Digital artist Débora Silva has created a series of 3D scans of people who took part in the Black Lives Matter protest in London's Hyde Park on Wednesday, following the death of George Floyd in police custody.
Each of the scans, which Silva posted to Instagram, shows a digital version of an individual protestor who took part in the march to support racial equality in Hyde Park in London.
"Since the death of George Floyd, an unprecedented amount of activism has been witnessed all around the globe, which was strongly driven by social media, activating protestors in dozens of countries," Silva told Dezeen.
"Here I wanted to bring the real protestors into the digital space in a series of images that haven't been seen in protest photography."

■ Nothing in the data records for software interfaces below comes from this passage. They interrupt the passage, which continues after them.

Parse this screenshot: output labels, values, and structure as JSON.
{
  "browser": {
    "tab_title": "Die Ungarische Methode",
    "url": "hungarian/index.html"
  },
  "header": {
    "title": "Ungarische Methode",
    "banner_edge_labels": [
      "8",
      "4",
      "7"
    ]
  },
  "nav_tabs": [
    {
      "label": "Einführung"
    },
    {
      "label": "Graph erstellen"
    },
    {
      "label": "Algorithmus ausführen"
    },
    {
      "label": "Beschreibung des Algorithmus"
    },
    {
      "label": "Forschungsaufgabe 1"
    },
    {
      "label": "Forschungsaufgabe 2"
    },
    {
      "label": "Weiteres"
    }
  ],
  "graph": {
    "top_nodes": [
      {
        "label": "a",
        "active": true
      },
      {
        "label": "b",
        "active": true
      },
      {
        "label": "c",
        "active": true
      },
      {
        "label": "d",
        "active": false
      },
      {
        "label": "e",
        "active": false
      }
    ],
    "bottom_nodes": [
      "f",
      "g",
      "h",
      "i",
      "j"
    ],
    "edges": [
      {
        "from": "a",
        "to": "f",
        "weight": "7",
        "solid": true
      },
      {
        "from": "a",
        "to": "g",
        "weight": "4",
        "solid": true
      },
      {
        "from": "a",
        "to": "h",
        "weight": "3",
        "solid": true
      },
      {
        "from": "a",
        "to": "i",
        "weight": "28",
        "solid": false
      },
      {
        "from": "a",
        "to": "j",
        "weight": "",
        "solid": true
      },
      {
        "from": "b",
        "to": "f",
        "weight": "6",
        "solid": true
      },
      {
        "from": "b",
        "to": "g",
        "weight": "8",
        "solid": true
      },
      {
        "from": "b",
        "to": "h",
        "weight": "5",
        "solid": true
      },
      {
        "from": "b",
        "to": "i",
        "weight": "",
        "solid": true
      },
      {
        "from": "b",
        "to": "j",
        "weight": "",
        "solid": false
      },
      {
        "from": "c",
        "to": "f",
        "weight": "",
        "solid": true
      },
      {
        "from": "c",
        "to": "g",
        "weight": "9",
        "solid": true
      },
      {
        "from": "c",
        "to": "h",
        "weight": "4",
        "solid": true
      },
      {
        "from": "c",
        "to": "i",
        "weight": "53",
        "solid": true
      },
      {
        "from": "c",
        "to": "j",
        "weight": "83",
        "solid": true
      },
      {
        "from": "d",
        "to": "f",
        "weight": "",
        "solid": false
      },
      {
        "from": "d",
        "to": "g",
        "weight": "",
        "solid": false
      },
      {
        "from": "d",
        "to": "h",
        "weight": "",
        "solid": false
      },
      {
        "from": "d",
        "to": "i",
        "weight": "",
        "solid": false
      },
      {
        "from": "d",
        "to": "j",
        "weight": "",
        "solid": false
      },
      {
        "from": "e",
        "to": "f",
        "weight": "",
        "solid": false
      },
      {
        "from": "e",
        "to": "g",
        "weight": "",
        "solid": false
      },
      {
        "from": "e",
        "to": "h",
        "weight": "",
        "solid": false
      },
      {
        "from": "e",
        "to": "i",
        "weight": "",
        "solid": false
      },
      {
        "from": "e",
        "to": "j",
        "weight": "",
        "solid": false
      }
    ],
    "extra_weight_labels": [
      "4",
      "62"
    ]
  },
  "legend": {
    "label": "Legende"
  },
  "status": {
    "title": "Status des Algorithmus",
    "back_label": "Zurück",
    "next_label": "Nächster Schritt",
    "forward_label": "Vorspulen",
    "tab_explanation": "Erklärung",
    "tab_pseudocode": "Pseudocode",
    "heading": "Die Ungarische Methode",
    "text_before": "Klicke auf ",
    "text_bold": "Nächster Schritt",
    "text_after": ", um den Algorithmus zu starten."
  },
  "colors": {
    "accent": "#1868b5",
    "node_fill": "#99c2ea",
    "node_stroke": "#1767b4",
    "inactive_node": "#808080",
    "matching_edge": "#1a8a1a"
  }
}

Silva hopes that the images will show the individual protestors in a new light, but also portray the wider collective of people around the world that are currently protesting.
"I believe that the portrait of the individual is significant when it represents the collective," she explained. "My series of portraits focus on the individual but aims to portray us all – diverse and united for a cause."
Floyd was killed in Minneapolis on Monday 25 May when a white officer knelt on his neck for eight minutes and 46 seconds.
His death prompted protests demanding racial equality that spread across the United States and have been repeated in countries across the world. Silva captured these images at a protest in London's Hyde Park on 3 June.
"I decided to create these 3D scans following the work I do as a digital artist in which I create digital sculptures that depict people or events that I consider significant," she explained.
"I hope to immortalise this historic moment, it was one of the ways I found to contribute and participate in what I believe to be an important and necessary revolution."
Silva believes that the 3D scans will stand alongside the numerous photos and videos that have documented the protest and protestors, likening the medium to sculpture.
"3D scans are an alternative to photos and video, they do not replace them," she said. "I chose 3D scans as my medium due to the proximity to sculpture."
Other designers and artists have reacted to the death of Floyd by sharing illustrations and resources to draw attention to the Black Lives Matter cause, while artist Jammie Holmes flew banners depicting Floyd's last words above US cities.
Architects and designers also joined over a million people in posting a black square to Instagram in solidarity with those protesting.